Protecting crops and animals from disease, pests, and weeds is a critical component of sustainable intensification. Biotic threats reduce plant productivity through herbivory, disease, disease vectoring and resource competition. Control is compromised by escalating levels of resistance to insecticides, herbicides and fungicides. Hence, future solutions must be based on a sound integration of genetic resistance, agronomic and ecological management, and the smarter use of chemical.
How can we understand, monitor and forecast the spread of pests and diseases in real time to target interventions better?
We aim to deliver a new vision for managing crop health. Our integrated solutions seek to limit the incidence, distribution, dispersal, evolution and impact of biotic threats and to maximise the efficacy and sustainability of control interventions.
How can we combine genetic, chemical, ecological and agronomic control strategies for smarter management of plant and animal health?
We focus on the scientific foundation and tools to understand pest threats and target them accordingly. We work on real-time monitoring and forecasting techniques that will play a vital role in better targeting research and practical interventions, aiming always to be one step ahead of evolution. We apply a common ‘gene to landscape approach’ in our research on resistance to insecticides, fungicides and herbicides. We expect to make advances in fundamental science relating to plant-pest interactions, the evolution of pests, weeds and diseases, and pest population dynamics that will lead to novel interventions.

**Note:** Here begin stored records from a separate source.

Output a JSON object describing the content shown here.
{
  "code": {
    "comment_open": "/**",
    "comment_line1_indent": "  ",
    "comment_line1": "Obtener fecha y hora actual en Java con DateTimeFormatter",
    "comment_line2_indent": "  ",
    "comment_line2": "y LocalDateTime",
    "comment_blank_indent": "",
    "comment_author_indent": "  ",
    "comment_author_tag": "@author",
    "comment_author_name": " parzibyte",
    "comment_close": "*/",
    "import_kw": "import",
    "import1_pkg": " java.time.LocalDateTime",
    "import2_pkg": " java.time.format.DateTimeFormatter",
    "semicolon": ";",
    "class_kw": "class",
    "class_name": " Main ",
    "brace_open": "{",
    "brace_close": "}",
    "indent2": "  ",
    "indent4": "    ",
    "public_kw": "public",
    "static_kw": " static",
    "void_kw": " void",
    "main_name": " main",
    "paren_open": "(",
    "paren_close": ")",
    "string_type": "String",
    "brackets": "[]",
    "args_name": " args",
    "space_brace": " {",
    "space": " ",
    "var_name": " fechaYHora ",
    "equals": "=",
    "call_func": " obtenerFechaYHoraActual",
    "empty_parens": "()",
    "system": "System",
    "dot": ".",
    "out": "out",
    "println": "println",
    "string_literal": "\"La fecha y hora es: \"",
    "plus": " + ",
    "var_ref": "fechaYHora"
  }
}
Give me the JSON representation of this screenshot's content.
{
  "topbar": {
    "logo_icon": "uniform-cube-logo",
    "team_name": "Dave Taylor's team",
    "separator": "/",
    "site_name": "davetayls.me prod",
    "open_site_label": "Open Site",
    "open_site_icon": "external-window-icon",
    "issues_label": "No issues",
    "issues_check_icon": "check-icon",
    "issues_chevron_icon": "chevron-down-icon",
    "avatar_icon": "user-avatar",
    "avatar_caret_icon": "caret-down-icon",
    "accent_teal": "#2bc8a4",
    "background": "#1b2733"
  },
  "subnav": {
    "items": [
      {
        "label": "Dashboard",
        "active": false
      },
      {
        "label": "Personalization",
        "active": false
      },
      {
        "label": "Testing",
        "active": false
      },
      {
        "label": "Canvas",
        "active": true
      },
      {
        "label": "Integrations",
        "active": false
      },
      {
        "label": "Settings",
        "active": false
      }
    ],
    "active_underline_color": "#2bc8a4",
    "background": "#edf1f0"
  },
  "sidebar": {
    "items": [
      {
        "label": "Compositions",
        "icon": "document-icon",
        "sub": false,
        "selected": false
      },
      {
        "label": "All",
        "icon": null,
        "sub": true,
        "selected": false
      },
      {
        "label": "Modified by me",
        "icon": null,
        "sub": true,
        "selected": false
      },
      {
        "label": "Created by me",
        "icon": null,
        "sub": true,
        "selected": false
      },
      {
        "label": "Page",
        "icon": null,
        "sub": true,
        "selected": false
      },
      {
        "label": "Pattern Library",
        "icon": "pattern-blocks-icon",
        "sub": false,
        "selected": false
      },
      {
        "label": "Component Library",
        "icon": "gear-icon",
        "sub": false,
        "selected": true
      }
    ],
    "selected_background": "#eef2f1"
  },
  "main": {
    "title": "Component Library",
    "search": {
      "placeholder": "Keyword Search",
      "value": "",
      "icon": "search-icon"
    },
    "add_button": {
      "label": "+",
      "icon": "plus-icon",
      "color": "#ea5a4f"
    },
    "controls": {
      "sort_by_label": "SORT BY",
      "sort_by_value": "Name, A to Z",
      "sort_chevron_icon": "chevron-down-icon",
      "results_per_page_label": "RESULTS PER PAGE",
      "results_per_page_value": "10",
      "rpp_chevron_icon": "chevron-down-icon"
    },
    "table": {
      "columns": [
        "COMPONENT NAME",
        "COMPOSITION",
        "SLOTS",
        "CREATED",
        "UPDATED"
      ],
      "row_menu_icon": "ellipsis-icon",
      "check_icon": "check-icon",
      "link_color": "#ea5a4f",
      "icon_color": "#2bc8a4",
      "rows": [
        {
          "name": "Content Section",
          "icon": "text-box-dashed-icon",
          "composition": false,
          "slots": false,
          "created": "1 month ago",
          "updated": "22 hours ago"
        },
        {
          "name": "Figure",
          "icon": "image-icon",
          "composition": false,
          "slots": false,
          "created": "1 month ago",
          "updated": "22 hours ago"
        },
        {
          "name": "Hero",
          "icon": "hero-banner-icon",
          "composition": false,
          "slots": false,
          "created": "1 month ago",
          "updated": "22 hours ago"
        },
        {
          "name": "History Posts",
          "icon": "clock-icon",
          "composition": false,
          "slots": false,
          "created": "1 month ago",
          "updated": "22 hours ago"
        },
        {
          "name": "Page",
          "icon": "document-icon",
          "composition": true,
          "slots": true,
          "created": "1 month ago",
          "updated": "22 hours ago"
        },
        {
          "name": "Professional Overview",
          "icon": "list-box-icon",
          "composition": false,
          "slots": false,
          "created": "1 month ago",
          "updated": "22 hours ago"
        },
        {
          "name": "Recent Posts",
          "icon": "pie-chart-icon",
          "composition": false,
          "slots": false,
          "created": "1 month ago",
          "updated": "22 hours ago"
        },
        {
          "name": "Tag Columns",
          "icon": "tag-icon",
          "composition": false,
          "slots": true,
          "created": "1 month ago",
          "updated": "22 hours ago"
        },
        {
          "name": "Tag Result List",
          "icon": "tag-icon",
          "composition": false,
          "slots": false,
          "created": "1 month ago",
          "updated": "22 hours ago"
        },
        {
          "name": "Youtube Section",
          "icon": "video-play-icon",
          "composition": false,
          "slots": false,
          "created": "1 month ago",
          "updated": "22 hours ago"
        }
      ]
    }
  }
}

Although the primary emphasis of our research is on crop protection, we also conduct research on similar solutions for improving animal and human health.